> _WHAT YOU SHOULD DO_
Find the number of lines containing the string "this" in the data. Answer with the number by itself.

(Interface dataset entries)
───
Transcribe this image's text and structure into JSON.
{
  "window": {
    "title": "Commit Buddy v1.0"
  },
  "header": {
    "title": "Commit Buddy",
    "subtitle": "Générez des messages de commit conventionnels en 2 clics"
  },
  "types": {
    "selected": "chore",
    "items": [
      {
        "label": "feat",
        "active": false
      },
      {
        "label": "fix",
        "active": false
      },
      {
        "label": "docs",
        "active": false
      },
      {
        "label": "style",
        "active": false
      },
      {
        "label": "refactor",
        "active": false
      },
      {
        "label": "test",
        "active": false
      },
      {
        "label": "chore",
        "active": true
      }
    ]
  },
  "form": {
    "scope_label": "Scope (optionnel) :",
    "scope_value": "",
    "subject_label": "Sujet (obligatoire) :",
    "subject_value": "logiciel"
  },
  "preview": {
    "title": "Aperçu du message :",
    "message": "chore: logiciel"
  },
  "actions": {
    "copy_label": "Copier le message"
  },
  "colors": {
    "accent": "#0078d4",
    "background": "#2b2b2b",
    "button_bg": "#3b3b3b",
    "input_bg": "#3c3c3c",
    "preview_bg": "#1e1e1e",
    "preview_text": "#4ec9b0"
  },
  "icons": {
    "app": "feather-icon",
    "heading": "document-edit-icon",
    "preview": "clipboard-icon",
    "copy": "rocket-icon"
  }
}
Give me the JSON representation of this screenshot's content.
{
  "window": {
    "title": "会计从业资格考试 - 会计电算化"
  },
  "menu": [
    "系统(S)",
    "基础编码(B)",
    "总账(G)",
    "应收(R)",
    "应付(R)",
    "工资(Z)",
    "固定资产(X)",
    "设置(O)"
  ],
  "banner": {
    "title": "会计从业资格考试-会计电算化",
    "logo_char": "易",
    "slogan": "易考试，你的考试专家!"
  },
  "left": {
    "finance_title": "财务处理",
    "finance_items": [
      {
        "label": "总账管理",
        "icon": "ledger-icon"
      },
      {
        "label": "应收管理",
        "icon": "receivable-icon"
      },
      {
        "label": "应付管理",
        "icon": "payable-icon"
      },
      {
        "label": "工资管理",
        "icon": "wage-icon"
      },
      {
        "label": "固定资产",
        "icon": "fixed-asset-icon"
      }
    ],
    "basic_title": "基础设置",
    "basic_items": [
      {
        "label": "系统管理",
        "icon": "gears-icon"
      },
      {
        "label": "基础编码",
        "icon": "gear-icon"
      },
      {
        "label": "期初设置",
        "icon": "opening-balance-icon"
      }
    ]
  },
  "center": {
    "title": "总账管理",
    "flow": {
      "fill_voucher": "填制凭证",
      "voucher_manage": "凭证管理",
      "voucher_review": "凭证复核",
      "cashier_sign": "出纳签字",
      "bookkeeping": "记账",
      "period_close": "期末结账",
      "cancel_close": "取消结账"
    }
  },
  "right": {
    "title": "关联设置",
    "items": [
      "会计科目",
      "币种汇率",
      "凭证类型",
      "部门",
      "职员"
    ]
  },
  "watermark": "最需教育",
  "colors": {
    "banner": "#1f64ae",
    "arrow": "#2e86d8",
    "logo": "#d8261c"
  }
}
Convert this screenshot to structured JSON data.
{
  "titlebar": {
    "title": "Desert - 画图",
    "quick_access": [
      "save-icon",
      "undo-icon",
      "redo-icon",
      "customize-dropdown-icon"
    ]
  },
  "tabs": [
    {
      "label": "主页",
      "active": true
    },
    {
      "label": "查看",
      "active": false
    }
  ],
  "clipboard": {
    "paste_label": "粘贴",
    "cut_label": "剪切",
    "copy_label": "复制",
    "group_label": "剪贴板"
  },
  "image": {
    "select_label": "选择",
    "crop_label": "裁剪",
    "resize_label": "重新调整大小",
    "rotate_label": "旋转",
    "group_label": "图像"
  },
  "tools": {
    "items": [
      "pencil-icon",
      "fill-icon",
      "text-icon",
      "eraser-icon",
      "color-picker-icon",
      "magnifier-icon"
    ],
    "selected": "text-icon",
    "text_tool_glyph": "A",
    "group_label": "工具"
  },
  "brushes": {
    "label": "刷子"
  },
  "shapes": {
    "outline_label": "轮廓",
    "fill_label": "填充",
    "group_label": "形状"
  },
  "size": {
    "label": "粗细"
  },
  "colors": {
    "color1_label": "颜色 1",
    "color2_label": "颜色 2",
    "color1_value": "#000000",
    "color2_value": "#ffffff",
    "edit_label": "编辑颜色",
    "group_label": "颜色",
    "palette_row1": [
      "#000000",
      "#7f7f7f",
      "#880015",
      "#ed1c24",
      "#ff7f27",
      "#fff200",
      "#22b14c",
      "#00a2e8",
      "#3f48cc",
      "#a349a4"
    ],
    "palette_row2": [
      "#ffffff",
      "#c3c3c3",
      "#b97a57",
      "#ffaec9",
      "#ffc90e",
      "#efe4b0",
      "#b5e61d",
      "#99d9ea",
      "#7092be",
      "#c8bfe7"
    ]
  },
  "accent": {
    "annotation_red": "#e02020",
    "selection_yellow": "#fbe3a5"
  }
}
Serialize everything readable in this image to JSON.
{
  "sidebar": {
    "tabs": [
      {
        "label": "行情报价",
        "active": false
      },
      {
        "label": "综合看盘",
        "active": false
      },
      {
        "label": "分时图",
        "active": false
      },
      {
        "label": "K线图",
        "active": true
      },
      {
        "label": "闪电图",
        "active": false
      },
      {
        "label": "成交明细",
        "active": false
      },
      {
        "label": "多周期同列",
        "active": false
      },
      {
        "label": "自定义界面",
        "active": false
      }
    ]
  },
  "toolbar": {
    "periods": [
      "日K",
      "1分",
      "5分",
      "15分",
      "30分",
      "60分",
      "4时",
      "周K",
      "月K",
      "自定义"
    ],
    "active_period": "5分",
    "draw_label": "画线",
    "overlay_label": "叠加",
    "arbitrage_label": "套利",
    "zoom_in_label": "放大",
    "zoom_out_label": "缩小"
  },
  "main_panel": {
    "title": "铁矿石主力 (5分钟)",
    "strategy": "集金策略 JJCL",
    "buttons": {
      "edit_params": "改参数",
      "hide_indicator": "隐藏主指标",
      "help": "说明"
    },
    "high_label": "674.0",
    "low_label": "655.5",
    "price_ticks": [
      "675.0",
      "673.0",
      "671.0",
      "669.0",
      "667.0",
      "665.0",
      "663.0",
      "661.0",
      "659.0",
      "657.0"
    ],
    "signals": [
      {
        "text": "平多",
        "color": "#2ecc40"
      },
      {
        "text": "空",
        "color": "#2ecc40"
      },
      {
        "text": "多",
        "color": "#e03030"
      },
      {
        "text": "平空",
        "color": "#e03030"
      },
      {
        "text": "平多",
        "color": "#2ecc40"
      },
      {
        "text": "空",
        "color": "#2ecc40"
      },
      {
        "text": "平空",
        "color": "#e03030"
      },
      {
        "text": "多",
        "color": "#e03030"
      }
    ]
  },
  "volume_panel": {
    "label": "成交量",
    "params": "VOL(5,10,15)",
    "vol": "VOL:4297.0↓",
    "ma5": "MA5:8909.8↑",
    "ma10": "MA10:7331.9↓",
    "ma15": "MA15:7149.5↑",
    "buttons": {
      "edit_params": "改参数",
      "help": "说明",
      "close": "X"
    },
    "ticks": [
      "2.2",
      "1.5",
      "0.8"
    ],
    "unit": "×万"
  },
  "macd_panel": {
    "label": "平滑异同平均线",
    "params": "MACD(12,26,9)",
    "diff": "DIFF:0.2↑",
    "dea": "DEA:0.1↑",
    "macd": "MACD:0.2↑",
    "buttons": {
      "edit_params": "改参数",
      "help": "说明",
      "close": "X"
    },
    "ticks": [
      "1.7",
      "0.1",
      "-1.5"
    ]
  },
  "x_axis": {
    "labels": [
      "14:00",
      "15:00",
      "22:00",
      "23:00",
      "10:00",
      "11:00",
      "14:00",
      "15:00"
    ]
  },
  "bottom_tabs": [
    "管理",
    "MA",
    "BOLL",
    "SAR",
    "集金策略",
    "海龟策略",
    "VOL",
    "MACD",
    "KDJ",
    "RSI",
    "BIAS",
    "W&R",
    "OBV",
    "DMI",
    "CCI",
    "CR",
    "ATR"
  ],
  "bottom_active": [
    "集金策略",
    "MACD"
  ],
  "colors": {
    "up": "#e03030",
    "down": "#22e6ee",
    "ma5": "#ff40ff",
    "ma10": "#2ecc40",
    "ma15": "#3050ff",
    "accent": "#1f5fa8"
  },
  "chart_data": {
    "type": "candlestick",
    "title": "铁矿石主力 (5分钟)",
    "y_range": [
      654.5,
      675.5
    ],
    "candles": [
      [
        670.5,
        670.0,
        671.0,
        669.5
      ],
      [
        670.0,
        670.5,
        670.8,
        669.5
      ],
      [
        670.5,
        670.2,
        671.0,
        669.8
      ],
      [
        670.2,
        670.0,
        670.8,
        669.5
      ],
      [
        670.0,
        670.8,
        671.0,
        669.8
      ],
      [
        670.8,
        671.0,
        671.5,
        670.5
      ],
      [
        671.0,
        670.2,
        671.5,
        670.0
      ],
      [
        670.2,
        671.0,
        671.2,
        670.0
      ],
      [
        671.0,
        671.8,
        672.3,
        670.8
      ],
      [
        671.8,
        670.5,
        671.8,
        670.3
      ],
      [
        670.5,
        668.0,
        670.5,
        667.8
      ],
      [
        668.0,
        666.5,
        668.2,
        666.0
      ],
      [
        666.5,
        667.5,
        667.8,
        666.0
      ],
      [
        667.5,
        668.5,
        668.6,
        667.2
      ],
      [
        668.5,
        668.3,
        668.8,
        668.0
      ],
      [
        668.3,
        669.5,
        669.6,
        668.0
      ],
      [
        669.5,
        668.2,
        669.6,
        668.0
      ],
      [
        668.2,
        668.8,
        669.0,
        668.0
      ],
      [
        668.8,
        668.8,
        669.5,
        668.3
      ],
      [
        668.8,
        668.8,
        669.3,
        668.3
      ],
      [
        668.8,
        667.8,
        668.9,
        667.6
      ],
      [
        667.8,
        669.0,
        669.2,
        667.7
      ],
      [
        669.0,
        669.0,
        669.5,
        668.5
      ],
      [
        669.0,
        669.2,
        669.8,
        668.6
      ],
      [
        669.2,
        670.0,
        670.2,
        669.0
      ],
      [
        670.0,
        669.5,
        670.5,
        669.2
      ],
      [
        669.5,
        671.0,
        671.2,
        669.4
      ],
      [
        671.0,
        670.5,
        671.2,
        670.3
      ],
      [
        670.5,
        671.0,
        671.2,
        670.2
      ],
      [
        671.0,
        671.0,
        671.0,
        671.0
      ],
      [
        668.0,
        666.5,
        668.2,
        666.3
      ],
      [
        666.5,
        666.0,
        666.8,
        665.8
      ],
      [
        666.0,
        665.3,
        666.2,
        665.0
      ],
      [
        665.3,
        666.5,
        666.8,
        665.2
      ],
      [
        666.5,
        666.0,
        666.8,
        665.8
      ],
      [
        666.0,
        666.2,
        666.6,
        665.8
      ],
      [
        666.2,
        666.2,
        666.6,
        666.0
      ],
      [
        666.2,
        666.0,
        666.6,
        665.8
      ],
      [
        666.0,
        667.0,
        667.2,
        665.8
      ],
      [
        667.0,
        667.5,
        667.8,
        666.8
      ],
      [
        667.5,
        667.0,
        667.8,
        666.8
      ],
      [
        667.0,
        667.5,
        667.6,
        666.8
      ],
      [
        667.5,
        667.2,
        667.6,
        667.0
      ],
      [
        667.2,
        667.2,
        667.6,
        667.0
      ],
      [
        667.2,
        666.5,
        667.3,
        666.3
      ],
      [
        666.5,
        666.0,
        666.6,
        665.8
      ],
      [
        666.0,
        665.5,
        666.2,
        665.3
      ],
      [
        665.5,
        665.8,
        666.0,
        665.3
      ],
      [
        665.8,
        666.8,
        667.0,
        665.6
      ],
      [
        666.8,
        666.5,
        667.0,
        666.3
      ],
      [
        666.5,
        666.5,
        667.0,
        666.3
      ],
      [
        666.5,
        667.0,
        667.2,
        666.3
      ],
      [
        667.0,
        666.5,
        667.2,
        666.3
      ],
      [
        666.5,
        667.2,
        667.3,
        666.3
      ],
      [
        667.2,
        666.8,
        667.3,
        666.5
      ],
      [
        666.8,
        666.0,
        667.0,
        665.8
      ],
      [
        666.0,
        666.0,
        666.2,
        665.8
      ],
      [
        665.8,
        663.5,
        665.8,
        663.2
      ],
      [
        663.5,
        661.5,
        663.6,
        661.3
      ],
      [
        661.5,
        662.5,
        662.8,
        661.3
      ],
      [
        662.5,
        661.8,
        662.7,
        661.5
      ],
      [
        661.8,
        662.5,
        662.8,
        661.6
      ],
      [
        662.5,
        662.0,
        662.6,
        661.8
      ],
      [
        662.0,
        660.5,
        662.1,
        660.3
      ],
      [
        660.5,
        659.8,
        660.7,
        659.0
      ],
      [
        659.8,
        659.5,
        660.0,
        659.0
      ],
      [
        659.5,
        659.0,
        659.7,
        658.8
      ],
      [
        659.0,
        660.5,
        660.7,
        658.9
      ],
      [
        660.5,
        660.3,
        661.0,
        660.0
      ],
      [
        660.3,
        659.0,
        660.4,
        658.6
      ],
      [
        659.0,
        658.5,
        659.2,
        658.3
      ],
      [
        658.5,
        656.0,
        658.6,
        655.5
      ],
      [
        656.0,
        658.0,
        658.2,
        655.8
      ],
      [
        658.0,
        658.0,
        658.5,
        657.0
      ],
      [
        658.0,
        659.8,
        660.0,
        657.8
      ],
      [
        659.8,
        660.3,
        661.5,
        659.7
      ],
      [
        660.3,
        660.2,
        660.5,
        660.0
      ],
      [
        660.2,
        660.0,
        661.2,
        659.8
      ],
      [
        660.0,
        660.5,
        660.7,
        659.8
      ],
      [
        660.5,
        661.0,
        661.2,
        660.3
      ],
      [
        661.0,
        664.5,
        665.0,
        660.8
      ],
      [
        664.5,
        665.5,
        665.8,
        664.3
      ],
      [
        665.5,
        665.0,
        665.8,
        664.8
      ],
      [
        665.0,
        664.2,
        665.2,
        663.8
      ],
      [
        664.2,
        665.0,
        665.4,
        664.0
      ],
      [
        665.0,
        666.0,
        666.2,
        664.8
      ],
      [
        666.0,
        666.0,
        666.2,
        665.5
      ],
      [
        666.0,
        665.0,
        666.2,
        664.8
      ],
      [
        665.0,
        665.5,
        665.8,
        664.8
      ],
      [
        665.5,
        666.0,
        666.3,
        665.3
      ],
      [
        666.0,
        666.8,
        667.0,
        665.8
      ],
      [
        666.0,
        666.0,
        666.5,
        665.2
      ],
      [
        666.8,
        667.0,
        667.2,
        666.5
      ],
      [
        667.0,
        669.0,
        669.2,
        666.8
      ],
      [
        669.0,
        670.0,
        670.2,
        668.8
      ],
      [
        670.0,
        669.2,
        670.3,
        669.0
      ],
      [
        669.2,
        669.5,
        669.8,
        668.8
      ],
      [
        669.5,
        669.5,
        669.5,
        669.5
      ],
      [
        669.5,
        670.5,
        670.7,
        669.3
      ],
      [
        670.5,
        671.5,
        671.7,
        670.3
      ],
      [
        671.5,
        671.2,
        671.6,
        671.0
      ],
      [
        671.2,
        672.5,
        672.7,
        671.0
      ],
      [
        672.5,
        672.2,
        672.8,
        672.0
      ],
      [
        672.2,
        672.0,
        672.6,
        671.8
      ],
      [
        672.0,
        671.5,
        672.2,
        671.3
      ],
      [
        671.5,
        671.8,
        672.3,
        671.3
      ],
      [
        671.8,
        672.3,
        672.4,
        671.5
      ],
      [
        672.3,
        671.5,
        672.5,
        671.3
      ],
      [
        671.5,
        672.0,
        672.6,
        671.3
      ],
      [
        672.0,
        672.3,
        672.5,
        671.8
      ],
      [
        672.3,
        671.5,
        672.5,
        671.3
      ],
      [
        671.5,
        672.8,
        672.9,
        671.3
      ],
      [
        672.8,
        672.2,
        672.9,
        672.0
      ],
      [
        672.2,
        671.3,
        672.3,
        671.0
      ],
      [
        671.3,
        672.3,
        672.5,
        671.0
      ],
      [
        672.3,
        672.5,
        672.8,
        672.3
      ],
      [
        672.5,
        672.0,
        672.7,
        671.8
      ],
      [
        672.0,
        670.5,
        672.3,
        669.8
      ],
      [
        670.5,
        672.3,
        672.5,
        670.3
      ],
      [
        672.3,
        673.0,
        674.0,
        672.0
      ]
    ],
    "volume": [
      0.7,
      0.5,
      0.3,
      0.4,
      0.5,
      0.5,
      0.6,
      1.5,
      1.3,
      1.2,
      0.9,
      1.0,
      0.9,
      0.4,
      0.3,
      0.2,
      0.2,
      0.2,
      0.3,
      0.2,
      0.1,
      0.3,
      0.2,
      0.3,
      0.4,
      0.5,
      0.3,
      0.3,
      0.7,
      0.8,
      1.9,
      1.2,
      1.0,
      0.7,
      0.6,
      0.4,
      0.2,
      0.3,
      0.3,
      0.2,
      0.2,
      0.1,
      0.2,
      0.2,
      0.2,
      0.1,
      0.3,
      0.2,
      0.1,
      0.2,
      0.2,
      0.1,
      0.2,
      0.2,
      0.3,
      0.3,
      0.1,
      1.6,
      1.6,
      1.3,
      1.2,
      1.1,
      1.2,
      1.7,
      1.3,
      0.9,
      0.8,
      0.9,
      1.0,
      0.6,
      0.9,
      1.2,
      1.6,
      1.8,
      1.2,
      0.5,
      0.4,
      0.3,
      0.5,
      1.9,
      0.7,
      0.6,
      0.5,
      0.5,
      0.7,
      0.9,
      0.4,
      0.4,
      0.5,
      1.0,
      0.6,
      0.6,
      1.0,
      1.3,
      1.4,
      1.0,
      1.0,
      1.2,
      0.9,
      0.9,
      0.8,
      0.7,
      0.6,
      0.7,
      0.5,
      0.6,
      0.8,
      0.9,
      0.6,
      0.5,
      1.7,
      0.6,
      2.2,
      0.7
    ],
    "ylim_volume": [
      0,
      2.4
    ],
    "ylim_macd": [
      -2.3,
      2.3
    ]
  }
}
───
> _EXERCISE ANSWER_
4